What you have to do
Write each line below back out exactly, omitting its pictures.

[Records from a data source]
- - - - - - -

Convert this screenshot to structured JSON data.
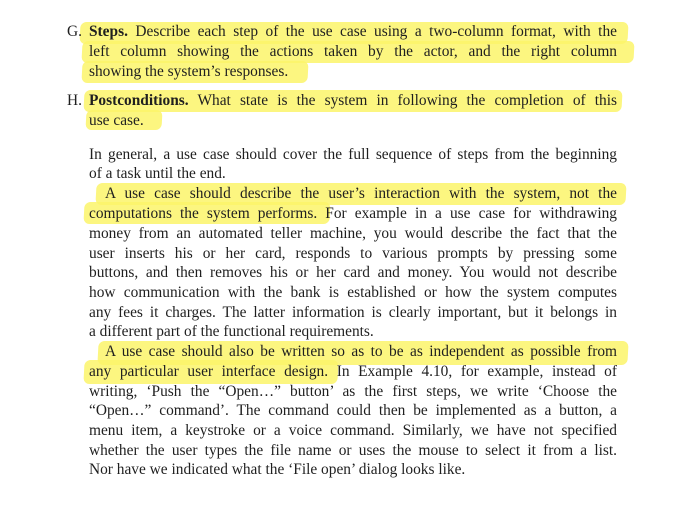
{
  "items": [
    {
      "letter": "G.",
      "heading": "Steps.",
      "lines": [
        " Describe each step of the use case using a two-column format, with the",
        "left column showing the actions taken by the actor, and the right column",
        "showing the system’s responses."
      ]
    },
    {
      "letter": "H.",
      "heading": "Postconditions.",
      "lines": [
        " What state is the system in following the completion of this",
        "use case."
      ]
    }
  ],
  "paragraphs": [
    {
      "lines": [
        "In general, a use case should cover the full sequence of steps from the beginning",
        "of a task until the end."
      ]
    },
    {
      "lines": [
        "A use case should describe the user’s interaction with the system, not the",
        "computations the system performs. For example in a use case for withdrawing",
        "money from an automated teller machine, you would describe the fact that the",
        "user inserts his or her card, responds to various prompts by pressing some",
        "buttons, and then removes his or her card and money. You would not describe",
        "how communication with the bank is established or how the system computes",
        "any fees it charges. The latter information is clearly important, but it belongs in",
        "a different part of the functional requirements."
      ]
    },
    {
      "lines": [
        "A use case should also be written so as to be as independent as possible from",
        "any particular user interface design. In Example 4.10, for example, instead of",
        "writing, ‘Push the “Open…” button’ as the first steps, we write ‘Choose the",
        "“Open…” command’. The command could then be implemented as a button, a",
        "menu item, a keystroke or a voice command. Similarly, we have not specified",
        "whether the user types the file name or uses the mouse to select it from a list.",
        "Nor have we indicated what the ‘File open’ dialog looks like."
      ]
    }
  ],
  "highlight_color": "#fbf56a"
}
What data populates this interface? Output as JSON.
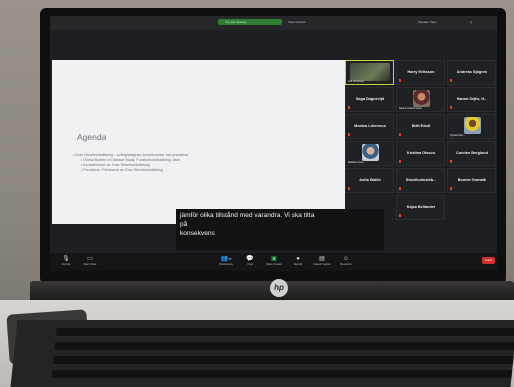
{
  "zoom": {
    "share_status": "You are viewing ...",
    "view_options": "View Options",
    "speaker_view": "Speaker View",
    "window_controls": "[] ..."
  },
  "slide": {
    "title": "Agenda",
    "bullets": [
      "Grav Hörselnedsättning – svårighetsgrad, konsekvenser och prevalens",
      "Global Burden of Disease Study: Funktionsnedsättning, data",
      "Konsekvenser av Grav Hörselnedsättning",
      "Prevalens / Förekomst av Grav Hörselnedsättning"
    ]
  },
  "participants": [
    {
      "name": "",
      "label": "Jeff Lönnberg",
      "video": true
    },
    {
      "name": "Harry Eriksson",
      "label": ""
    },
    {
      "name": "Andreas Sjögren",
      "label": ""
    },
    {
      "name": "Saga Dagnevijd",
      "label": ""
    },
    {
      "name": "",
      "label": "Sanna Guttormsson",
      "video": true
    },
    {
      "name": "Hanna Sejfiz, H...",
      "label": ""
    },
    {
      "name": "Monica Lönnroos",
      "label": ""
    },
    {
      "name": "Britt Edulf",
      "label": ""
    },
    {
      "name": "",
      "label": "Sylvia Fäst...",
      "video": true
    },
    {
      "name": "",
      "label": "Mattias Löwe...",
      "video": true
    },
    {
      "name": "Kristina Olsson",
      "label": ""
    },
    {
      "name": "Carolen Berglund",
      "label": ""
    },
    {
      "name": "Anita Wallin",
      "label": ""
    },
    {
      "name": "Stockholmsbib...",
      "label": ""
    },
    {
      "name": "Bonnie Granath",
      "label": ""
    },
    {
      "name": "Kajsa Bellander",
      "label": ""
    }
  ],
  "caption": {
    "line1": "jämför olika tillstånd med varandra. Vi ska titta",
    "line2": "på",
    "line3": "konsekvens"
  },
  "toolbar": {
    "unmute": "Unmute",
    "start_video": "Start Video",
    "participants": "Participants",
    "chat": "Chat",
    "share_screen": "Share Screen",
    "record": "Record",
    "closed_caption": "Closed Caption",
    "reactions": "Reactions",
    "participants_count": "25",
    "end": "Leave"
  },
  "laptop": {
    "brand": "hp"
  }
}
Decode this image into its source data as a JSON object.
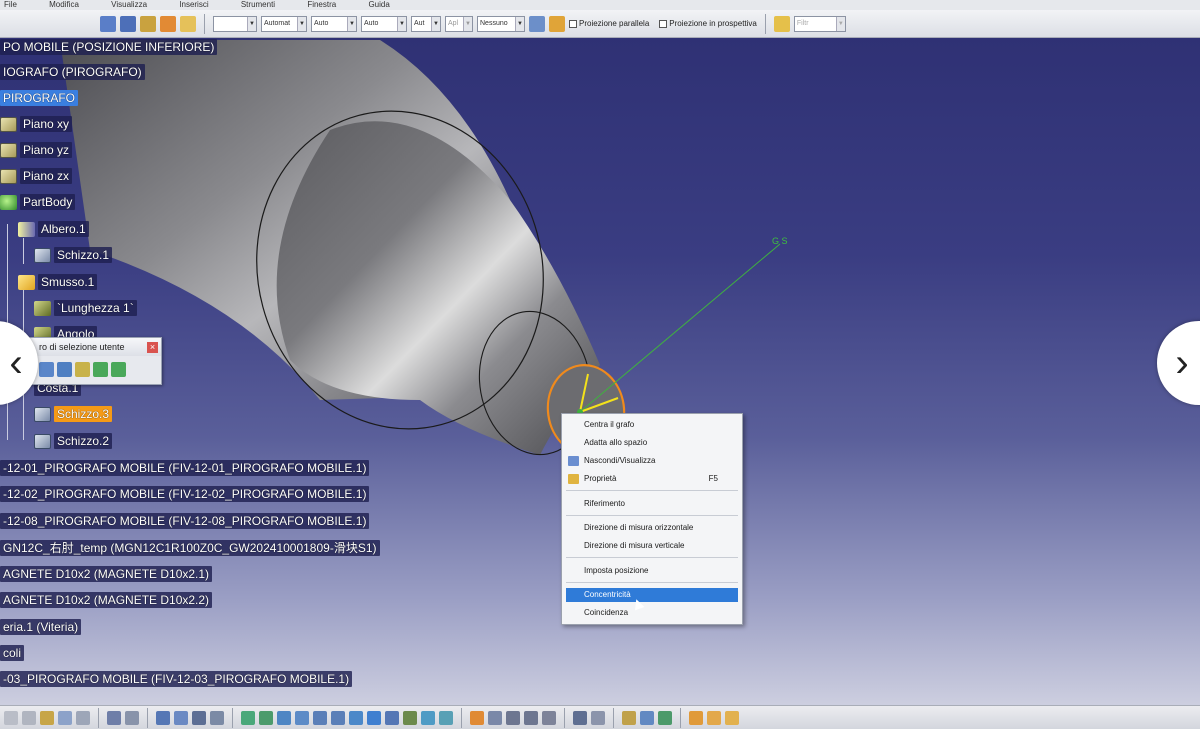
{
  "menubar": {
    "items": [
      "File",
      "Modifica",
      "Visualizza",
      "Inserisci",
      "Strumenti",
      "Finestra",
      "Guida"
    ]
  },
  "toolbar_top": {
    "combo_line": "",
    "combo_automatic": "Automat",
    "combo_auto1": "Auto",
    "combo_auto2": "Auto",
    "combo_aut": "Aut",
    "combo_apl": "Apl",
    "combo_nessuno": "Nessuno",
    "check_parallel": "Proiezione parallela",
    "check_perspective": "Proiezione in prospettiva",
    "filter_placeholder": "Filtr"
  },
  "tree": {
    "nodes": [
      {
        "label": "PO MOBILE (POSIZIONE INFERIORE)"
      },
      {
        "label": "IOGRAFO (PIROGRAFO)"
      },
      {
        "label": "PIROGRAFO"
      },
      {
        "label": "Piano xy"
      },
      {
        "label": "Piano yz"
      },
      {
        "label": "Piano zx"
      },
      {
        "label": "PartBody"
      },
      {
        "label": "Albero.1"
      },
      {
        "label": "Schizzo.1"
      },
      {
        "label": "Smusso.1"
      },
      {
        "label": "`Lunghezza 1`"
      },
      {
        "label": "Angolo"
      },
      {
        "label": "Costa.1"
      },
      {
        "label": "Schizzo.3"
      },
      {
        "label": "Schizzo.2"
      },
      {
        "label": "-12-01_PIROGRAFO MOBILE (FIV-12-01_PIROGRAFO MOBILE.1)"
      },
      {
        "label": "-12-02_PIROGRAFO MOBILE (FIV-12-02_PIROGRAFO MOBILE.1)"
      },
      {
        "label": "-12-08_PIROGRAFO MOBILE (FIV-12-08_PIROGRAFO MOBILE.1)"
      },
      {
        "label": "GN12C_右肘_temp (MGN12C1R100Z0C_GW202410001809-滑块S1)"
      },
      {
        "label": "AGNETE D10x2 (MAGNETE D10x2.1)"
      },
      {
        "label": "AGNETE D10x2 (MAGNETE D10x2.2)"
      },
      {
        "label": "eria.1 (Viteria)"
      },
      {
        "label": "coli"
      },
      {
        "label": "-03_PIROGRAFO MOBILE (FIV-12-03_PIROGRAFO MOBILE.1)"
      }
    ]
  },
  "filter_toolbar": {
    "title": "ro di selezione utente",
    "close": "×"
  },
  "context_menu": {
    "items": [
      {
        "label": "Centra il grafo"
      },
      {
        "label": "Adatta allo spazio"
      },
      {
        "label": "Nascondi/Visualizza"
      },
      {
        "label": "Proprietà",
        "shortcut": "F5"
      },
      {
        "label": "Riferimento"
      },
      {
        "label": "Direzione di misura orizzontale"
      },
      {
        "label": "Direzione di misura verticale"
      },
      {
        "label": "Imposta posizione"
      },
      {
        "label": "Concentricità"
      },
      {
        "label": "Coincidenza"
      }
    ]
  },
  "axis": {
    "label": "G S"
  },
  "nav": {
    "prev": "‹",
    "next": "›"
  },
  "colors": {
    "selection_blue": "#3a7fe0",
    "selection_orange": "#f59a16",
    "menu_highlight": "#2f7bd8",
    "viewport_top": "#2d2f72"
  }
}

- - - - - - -

Your solution
Convert this screenshot to structured JSON data.
{
  "items": [
    {
      "letter": "G.",
      "heading": "Steps.",
      "lines": [
        " Describe each step of the use case using a two-column format, with the",
        "left column showing the actions taken by the actor, and the right column",
        "showing the system’s responses."
      ]
    },
    {
      "letter": "H.",
      "heading": "Postconditions.",
      "lines": [
        " What state is the system in following the completion of this",
        "use case."
      ]
    }
  ],
  "paragraphs": [
    {
      "lines": [
        "In general, a use case should cover the full sequence of steps from the beginning",
        "of a task until the end."
      ]
    },
    {
      "lines": [
        "A use case should describe the user’s interaction with the system, not the",
        "computations the system performs. For example in a use case for withdrawing",
        "money from an automated teller machine, you would describe the fact that the",
        "user inserts his or her card, responds to various prompts by pressing some",
        "buttons, and then removes his or her card and money. You would not describe",
        "how communication with the bank is established or how the system computes",
        "any fees it charges. The latter information is clearly important, but it belongs in",
        "a different part of the functional requirements."
      ]
    },
    {
      "lines": [
        "A use case should also be written so as to be as independent as possible from",
        "any particular user interface design. In Example 4.10, for example, instead of",
        "writing, ‘Push the “Open…” button’ as the first steps, we write ‘Choose the",
        "“Open…” command’. The command could then be implemented as a button, a",
        "menu item, a keystroke or a voice command. Similarly, we have not specified",
        "whether the user types the file name or uses the mouse to select it from a list.",
        "Nor have we indicated what the ‘File open’ dialog looks like."
      ]
    }
  ],
  "highlight_color": "#fbf56a"
}
What data populates this interface? Output as JSON.
{
  "zoom": {
    "share_status": "You are viewing ...",
    "view_options": "View Options",
    "speaker_view": "Speaker View",
    "window_controls": "[] ..."
  },
  "slide": {
    "title": "Agenda",
    "bullets": [
      "Grav Hörselnedsättning – svårighetsgrad, konsekvenser och prevalens",
      "Global Burden of Disease Study: Funktionsnedsättning, data",
      "Konsekvenser av Grav Hörselnedsättning",
      "Prevalens / Förekomst av Grav Hörselnedsättning"
    ]
  },
  "participants": [
    {
      "name": "",
      "label": "Jeff Lönnberg",
      "video": true
    },
    {
      "name": "Harry Eriksson",
      "label": ""
    },
    {
      "name": "Andreas Sjögren",
      "label": ""
    },
    {
      "name": "Saga Dagnevijd",
      "label": ""
    },
    {
      "name": "",
      "label": "Sanna Guttormsson",
      "video": true
    },
    {
      "name": "Hanna Sejfiz, H...",
      "label": ""
    },
    {
      "name": "Monica Lönnroos",
      "label": ""
    },
    {
      "name": "Britt Edulf",
      "label": ""
    },
    {
      "name": "",
      "label": "Sylvia Fäst...",
      "video": true
    },
    {
      "name": "",
      "label": "Mattias Löwe...",
      "video": true
    },
    {
      "name": "Kristina Olsson",
      "label": ""
    },
    {
      "name": "Carolen Berglund",
      "label": ""
    },
    {
      "name": "Anita Wallin",
      "label": ""
    },
    {
      "name": "Stockholmsbib...",
      "label": ""
    },
    {
      "name": "Bonnie Granath",
      "label": ""
    },
    {
      "name": "Kajsa Bellander",
      "label": ""
    }
  ],
  "caption": {
    "line1": "jämför olika tillstånd med varandra. Vi ska titta",
    "line2": "på",
    "line3": "konsekvens"
  },
  "toolbar": {
    "unmute": "Unmute",
    "start_video": "Start Video",
    "participants": "Participants",
    "chat": "Chat",
    "share_screen": "Share Screen",
    "record": "Record",
    "closed_caption": "Closed Caption",
    "reactions": "Reactions",
    "participants_count": "25",
    "end": "Leave"
  },
  "laptop": {
    "brand": "hp"
  }
}
Decode this image into its source data as a JSON object.
{
  "menubar": {
    "items": [
      "File",
      "Modifica",
      "Visualizza",
      "Inserisci",
      "Strumenti",
      "Finestra",
      "Guida"
    ]
  },
  "toolbar_top": {
    "combo_line": "",
    "combo_automatic": "Automat",
    "combo_auto1": "Auto",
    "combo_auto2": "Auto",
    "combo_aut": "Aut",
    "combo_apl": "Apl",
    "combo_nessuno": "Nessuno",
    "check_parallel": "Proiezione parallela",
    "check_perspective": "Proiezione in prospettiva",
    "filter_placeholder": "Filtr"
  },
  "tree": {
    "nodes": [
      {
        "label": "PO MOBILE (POSIZIONE INFERIORE)"
      },
      {
        "label": "IOGRAFO (PIROGRAFO)"
      },
      {
        "label": "PIROGRAFO"
      },
      {
        "label": "Piano xy"
      },
      {
        "label": "Piano yz"
      },
      {
        "label": "Piano zx"
      },
      {
        "label": "PartBody"
      },
      {
        "label": "Albero.1"
      },
      {
        "label": "Schizzo.1"
      },
      {
        "label": "Smusso.1"
      },
      {
        "label": "`Lunghezza 1`"
      },
      {
        "label": "Angolo"
      },
      {
        "label": "Costa.1"
      },
      {
        "label": "Schizzo.3"
      },
      {
        "label": "Schizzo.2"
      },
      {
        "label": "-12-01_PIROGRAFO MOBILE (FIV-12-01_PIROGRAFO MOBILE.1)"
      },
      {
        "label": "-12-02_PIROGRAFO MOBILE (FIV-12-02_PIROGRAFO MOBILE.1)"
      },
      {
        "label": "-12-08_PIROGRAFO MOBILE (FIV-12-08_PIROGRAFO MOBILE.1)"
      },
      {
        "label": "GN12C_右肘_temp (MGN12C1R100Z0C_GW202410001809-滑块S1)"
      },
      {
        "label": "AGNETE D10x2 (MAGNETE D10x2.1)"
      },
      {
        "label": "AGNETE D10x2 (MAGNETE D10x2.2)"
      },
      {
        "label": "eria.1 (Viteria)"
      },
      {
        "label": "coli"
      },
      {
        "label": "-03_PIROGRAFO MOBILE (FIV-12-03_PIROGRAFO MOBILE.1)"
      }
    ]
  },
  "filter_toolbar": {
    "title": "ro di selezione utente",
    "close": "×"
  },
  "context_menu": {
    "items": [
      {
        "label": "Centra il grafo"
      },
      {
        "label": "Adatta allo spazio"
      },
      {
        "label": "Nascondi/Visualizza"
      },
      {
        "label": "Proprietà",
        "shortcut": "F5"
      },
      {
        "label": "Riferimento"
      },
      {
        "label": "Direzione di misura orizzontale"
      },
      {
        "label": "Direzione di misura verticale"
      },
      {
        "label": "Imposta posizione"
      },
      {
        "label": "Concentricità"
      },
      {
        "label": "Coincidenza"
      }
    ]
  },
  "axis": {
    "label": "G S"
  },
  "nav": {
    "prev": "‹",
    "next": "›"
  },
  "colors": {
    "selection_blue": "#3a7fe0",
    "selection_orange": "#f59a16",
    "menu_highlight": "#2f7bd8",
    "viewport_top": "#2d2f72"
  }
}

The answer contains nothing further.